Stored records
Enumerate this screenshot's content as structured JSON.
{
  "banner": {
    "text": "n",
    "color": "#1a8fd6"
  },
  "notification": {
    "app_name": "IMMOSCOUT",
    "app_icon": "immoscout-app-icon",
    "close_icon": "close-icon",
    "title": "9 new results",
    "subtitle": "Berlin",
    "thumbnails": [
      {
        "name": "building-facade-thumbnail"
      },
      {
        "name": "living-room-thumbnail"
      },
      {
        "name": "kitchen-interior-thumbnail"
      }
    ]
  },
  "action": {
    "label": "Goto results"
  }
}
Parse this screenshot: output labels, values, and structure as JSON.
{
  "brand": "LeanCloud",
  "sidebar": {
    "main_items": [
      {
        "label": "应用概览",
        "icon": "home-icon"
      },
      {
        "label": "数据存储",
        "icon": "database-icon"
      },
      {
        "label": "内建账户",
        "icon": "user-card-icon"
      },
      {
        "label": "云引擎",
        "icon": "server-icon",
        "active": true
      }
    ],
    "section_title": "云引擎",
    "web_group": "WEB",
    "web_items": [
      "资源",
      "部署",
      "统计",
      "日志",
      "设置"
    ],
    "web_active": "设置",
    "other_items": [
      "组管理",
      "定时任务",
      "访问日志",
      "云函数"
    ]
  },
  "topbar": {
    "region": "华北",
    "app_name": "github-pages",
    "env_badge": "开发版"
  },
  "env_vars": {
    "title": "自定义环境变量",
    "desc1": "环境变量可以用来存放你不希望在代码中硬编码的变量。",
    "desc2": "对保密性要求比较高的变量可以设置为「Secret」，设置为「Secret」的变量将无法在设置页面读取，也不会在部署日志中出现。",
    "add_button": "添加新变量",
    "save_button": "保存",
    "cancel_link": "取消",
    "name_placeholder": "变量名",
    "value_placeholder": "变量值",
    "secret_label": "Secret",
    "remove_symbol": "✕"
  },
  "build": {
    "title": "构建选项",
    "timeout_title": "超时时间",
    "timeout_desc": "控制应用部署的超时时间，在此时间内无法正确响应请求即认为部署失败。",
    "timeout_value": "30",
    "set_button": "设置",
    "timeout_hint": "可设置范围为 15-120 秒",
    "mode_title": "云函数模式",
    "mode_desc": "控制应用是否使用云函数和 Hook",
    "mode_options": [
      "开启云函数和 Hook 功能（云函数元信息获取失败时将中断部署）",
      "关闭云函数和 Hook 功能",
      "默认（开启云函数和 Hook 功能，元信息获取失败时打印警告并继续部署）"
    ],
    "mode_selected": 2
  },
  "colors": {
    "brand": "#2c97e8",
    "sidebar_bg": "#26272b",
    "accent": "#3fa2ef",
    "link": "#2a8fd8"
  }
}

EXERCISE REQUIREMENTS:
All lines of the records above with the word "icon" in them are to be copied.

ANSWER TO THE EXERCISE:
    "app_icon": "immoscout-app-icon",
    "close_icon": "close-icon",
        "icon": "home-icon"
        "icon": "database-icon"
        "icon": "user-card-icon"
        "icon": "server-icon",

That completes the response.